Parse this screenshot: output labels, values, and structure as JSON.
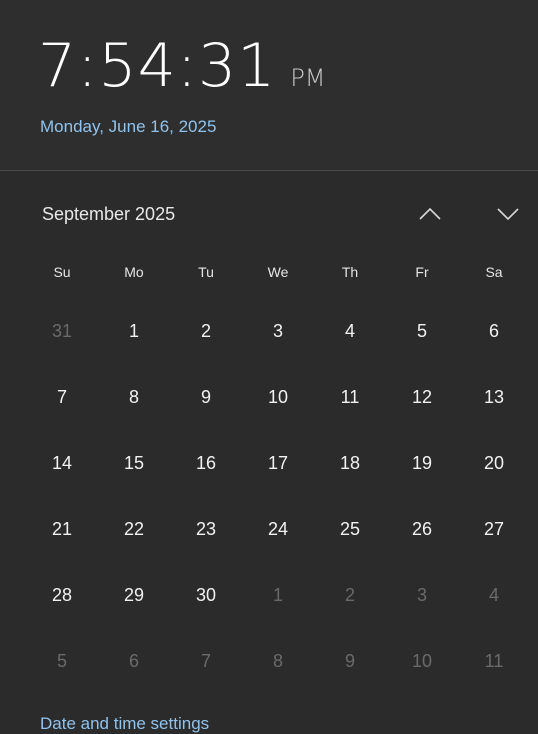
{
  "clock": {
    "time": "7:54:31",
    "ampm": "PM",
    "long_date": "Monday, June 16, 2025"
  },
  "calendar": {
    "month_label": "September 2025",
    "nav_up_icon": "chevron-up-icon",
    "nav_down_icon": "chevron-down-icon",
    "weekdays": [
      "Su",
      "Mo",
      "Tu",
      "We",
      "Th",
      "Fr",
      "Sa"
    ],
    "days": [
      {
        "label": "31",
        "in_month": false
      },
      {
        "label": "1",
        "in_month": true
      },
      {
        "label": "2",
        "in_month": true
      },
      {
        "label": "3",
        "in_month": true
      },
      {
        "label": "4",
        "in_month": true
      },
      {
        "label": "5",
        "in_month": true
      },
      {
        "label": "6",
        "in_month": true
      },
      {
        "label": "7",
        "in_month": true
      },
      {
        "label": "8",
        "in_month": true
      },
      {
        "label": "9",
        "in_month": true
      },
      {
        "label": "10",
        "in_month": true
      },
      {
        "label": "11",
        "in_month": true
      },
      {
        "label": "12",
        "in_month": true
      },
      {
        "label": "13",
        "in_month": true
      },
      {
        "label": "14",
        "in_month": true
      },
      {
        "label": "15",
        "in_month": true
      },
      {
        "label": "16",
        "in_month": true
      },
      {
        "label": "17",
        "in_month": true
      },
      {
        "label": "18",
        "in_month": true
      },
      {
        "label": "19",
        "in_month": true
      },
      {
        "label": "20",
        "in_month": true
      },
      {
        "label": "21",
        "in_month": true
      },
      {
        "label": "22",
        "in_month": true
      },
      {
        "label": "23",
        "in_month": true
      },
      {
        "label": "24",
        "in_month": true
      },
      {
        "label": "25",
        "in_month": true
      },
      {
        "label": "26",
        "in_month": true
      },
      {
        "label": "27",
        "in_month": true
      },
      {
        "label": "28",
        "in_month": true
      },
      {
        "label": "29",
        "in_month": true
      },
      {
        "label": "30",
        "in_month": true
      },
      {
        "label": "1",
        "in_month": false
      },
      {
        "label": "2",
        "in_month": false
      },
      {
        "label": "3",
        "in_month": false
      },
      {
        "label": "4",
        "in_month": false
      },
      {
        "label": "5",
        "in_month": false
      },
      {
        "label": "6",
        "in_month": false
      },
      {
        "label": "7",
        "in_month": false
      },
      {
        "label": "8",
        "in_month": false
      },
      {
        "label": "9",
        "in_month": false
      },
      {
        "label": "10",
        "in_month": false
      },
      {
        "label": "11",
        "in_month": false
      }
    ]
  },
  "footer": {
    "settings_link": "Date and time settings"
  },
  "colors": {
    "background": "#2b2b2b",
    "accent_link": "#8fc3ee",
    "text": "#f2f2f2",
    "dim_text": "#6a6a6a"
  }
}
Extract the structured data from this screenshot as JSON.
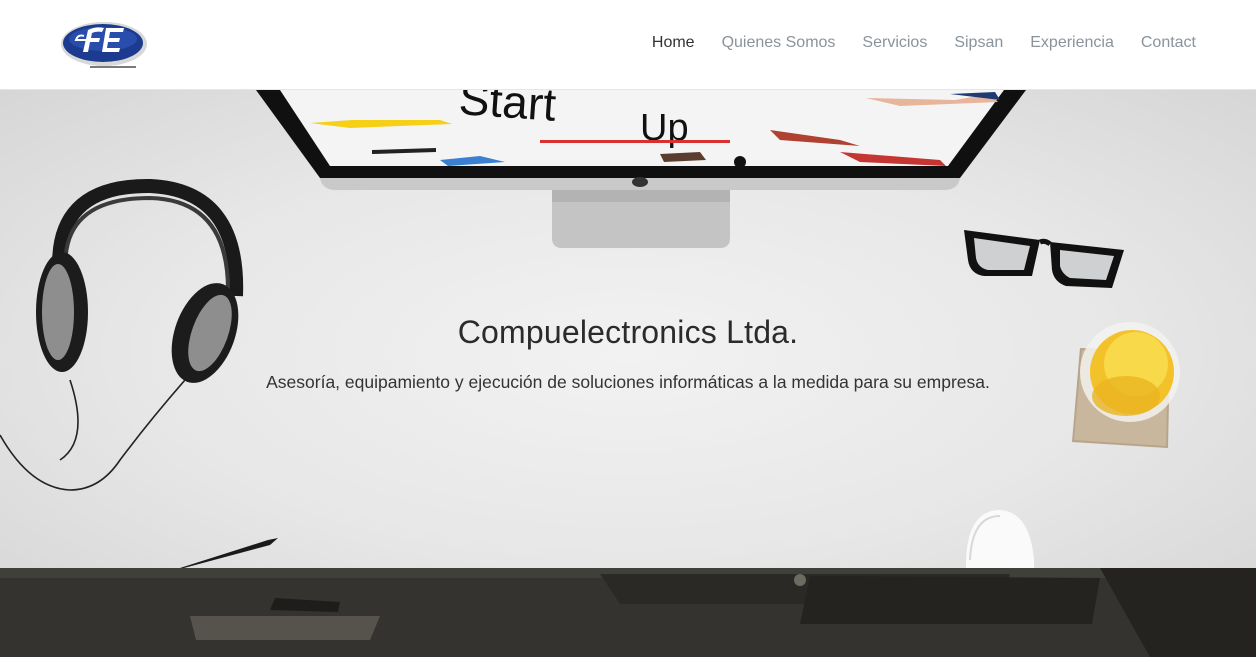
{
  "brand": {
    "logo_icon": "company-logo",
    "logo_colors": [
      "#1a3a8c",
      "#ffffff",
      "#c0c0c0"
    ]
  },
  "nav": {
    "items": [
      {
        "label": "Home",
        "active": true
      },
      {
        "label": "Quienes Somos",
        "active": false
      },
      {
        "label": "Servicios",
        "active": false
      },
      {
        "label": "Sipsan",
        "active": false
      },
      {
        "label": "Experiencia",
        "active": false
      },
      {
        "label": "Contact",
        "active": false
      }
    ]
  },
  "hero": {
    "title": "Compuelectronics Ltda.",
    "subtitle": "Asesoría, equipamiento y ejecución de soluciones informáticas a la medida para su empresa.",
    "background_items": [
      "headphones-icon",
      "monitor-icon",
      "glasses-icon",
      "juice-glass-icon",
      "mouse-icon",
      "pencil-icon"
    ],
    "screen_text": "Start Up"
  },
  "colors": {
    "nav_active": "#333333",
    "nav_inactive": "#8a939b",
    "hero_bg": "#e7e7e7",
    "dark_section_bg": "#2b2a27"
  }
}
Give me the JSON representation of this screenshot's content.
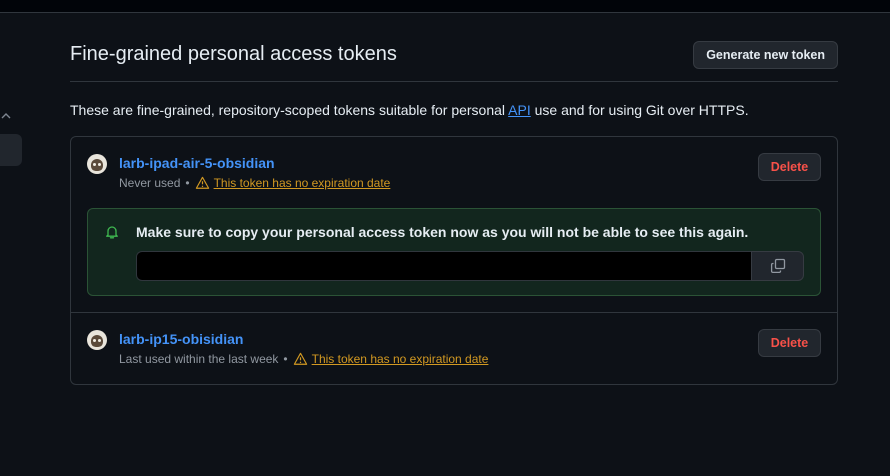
{
  "page": {
    "title": "Fine-grained personal access tokens",
    "generate_button": "Generate new token",
    "description_before": "These are fine-grained, repository-scoped tokens suitable for personal ",
    "description_link": "API",
    "description_after": " use and for using Git over HTTPS."
  },
  "tokens": [
    {
      "name": "larb-ipad-air-5-obsidian",
      "usage": "Never used",
      "separator": "•",
      "warning": "This token has no expiration date",
      "delete_label": "Delete"
    },
    {
      "name": "larb-ip15-obisidian",
      "usage": "Last used within the last week",
      "separator": "•",
      "warning": "This token has no expiration date",
      "delete_label": "Delete"
    }
  ],
  "flash": {
    "message": "Make sure to copy your personal access token now as you will not be able to see this again.",
    "token_value": ""
  },
  "colors": {
    "background": "#0d1117",
    "link": "#4493f8",
    "danger": "#f85149",
    "warning": "#d29922",
    "success_bg": "#12261e"
  }
}
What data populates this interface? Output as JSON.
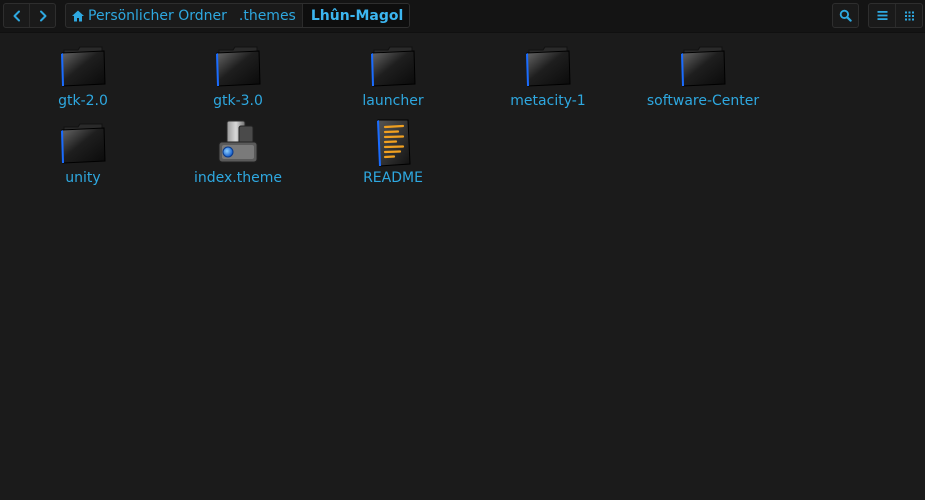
{
  "toolbar": {
    "back_icon": "chevron-left-icon",
    "forward_icon": "chevron-right-icon",
    "breadcrumb": {
      "home_icon": "home-icon",
      "items": [
        "Persönlicher Ordner",
        ".themes",
        "Lhûn-Magol"
      ]
    },
    "search_icon": "search-icon",
    "list_view_icon": "list-view-icon",
    "grid_view_icon": "grid-view-icon"
  },
  "colors": {
    "background": "#1b1b1b",
    "toolbar": "#141414",
    "accent": "#2ea8e0"
  },
  "files": [
    {
      "name": "gtk-2.0",
      "type": "folder"
    },
    {
      "name": "gtk-3.0",
      "type": "folder"
    },
    {
      "name": "launcher",
      "type": "folder"
    },
    {
      "name": "metacity-1",
      "type": "folder"
    },
    {
      "name": "software-Center",
      "type": "folder"
    },
    {
      "name": "unity",
      "type": "folder"
    },
    {
      "name": "index.theme",
      "type": "theme-file"
    },
    {
      "name": "README",
      "type": "text-file"
    }
  ]
}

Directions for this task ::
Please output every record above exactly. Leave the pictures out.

Solution below ::
Parse this screenshot: output labels, values, and structure as JSON.
{
  "clock": {
    "time": "7:54:31",
    "ampm": "PM",
    "long_date": "Monday, June 16, 2025"
  },
  "calendar": {
    "month_label": "September 2025",
    "nav_up_icon": "chevron-up-icon",
    "nav_down_icon": "chevron-down-icon",
    "weekdays": [
      "Su",
      "Mo",
      "Tu",
      "We",
      "Th",
      "Fr",
      "Sa"
    ],
    "days": [
      {
        "label": "31",
        "in_month": false
      },
      {
        "label": "1",
        "in_month": true
      },
      {
        "label": "2",
        "in_month": true
      },
      {
        "label": "3",
        "in_month": true
      },
      {
        "label": "4",
        "in_month": true
      },
      {
        "label": "5",
        "in_month": true
      },
      {
        "label": "6",
        "in_month": true
      },
      {
        "label": "7",
        "in_month": true
      },
      {
        "label": "8",
        "in_month": true
      },
      {
        "label": "9",
        "in_month": true
      },
      {
        "label": "10",
        "in_month": true
      },
      {
        "label": "11",
        "in_month": true
      },
      {
        "label": "12",
        "in_month": true
      },
      {
        "label": "13",
        "in_month": true
      },
      {
        "label": "14",
        "in_month": true
      },
      {
        "label": "15",
        "in_month": true
      },
      {
        "label": "16",
        "in_month": true
      },
      {
        "label": "17",
        "in_month": true
      },
      {
        "label": "18",
        "in_month": true
      },
      {
        "label": "19",
        "in_month": true
      },
      {
        "label": "20",
        "in_month": true
      },
      {
        "label": "21",
        "in_month": true
      },
      {
        "label": "22",
        "in_month": true
      },
      {
        "label": "23",
        "in_month": true
      },
      {
        "label": "24",
        "in_month": true
      },
      {
        "label": "25",
        "in_month": true
      },
      {
        "label": "26",
        "in_month": true
      },
      {
        "label": "27",
        "in_month": true
      },
      {
        "label": "28",
        "in_month": true
      },
      {
        "label": "29",
        "in_month": true
      },
      {
        "label": "30",
        "in_month": true
      },
      {
        "label": "1",
        "in_month": false
      },
      {
        "label": "2",
        "in_month": false
      },
      {
        "label": "3",
        "in_month": false
      },
      {
        "label": "4",
        "in_month": false
      },
      {
        "label": "5",
        "in_month": false
      },
      {
        "label": "6",
        "in_month": false
      },
      {
        "label": "7",
        "in_month": false
      },
      {
        "label": "8",
        "in_month": false
      },
      {
        "label": "9",
        "in_month": false
      },
      {
        "label": "10",
        "in_month": false
      },
      {
        "label": "11",
        "in_month": false
      }
    ]
  },
  "footer": {
    "settings_link": "Date and time settings"
  },
  "colors": {
    "background": "#2b2b2b",
    "accent_link": "#8fc3ee",
    "text": "#f2f2f2",
    "dim_text": "#6a6a6a"
  }
}
Extract the structured data from this screenshot as JSON.
{
  "brand": {
    "logo_icon": "company-logo",
    "logo_colors": [
      "#1a3a8c",
      "#ffffff",
      "#c0c0c0"
    ]
  },
  "nav": {
    "items": [
      {
        "label": "Home",
        "active": true
      },
      {
        "label": "Quienes Somos",
        "active": false
      },
      {
        "label": "Servicios",
        "active": false
      },
      {
        "label": "Sipsan",
        "active": false
      },
      {
        "label": "Experiencia",
        "active": false
      },
      {
        "label": "Contact",
        "active": false
      }
    ]
  },
  "hero": {
    "title": "Compuelectronics Ltda.",
    "subtitle": "Asesoría, equipamiento y ejecución de soluciones informáticas a la medida para su empresa.",
    "background_items": [
      "headphones-icon",
      "monitor-icon",
      "glasses-icon",
      "juice-glass-icon",
      "mouse-icon",
      "pencil-icon"
    ],
    "screen_text": "Start Up"
  },
  "colors": {
    "nav_active": "#333333",
    "nav_inactive": "#8a939b",
    "hero_bg": "#e7e7e7",
    "dark_section_bg": "#2b2a27"
  }
}
Give me the JSON representation of this screenshot's content.
{
  "page": {
    "title": "Fine-grained personal access tokens",
    "generate_button": "Generate new token",
    "description_before": "These are fine-grained, repository-scoped tokens suitable for personal ",
    "description_link": "API",
    "description_after": " use and for using Git over HTTPS."
  },
  "tokens": [
    {
      "name": "larb-ipad-air-5-obsidian",
      "usage": "Never used",
      "separator": "•",
      "warning": "This token has no expiration date",
      "delete_label": "Delete"
    },
    {
      "name": "larb-ip15-obisidian",
      "usage": "Last used within the last week",
      "separator": "•",
      "warning": "This token has no expiration date",
      "delete_label": "Delete"
    }
  ],
  "flash": {
    "message": "Make sure to copy your personal access token now as you will not be able to see this again.",
    "token_value": ""
  },
  "colors": {
    "background": "#0d1117",
    "link": "#4493f8",
    "danger": "#f85149",
    "warning": "#d29922",
    "success_bg": "#12261e"
  }
}
What data populates this interface? Output as JSON.
{
  "toolbar": {
    "back_icon": "chevron-left-icon",
    "forward_icon": "chevron-right-icon",
    "breadcrumb": {
      "home_icon": "home-icon",
      "items": [
        "Persönlicher Ordner",
        ".themes",
        "Lhûn-Magol"
      ]
    },
    "search_icon": "search-icon",
    "list_view_icon": "list-view-icon",
    "grid_view_icon": "grid-view-icon"
  },
  "colors": {
    "background": "#1b1b1b",
    "toolbar": "#141414",
    "accent": "#2ea8e0"
  },
  "files": [
    {
      "name": "gtk-2.0",
      "type": "folder"
    },
    {
      "name": "gtk-3.0",
      "type": "folder"
    },
    {
      "name": "launcher",
      "type": "folder"
    },
    {
      "name": "metacity-1",
      "type": "folder"
    },
    {
      "name": "software-Center",
      "type": "folder"
    },
    {
      "name": "unity",
      "type": "folder"
    },
    {
      "name": "index.theme",
      "type": "theme-file"
    },
    {
      "name": "README",
      "type": "text-file"
    }
  ]
}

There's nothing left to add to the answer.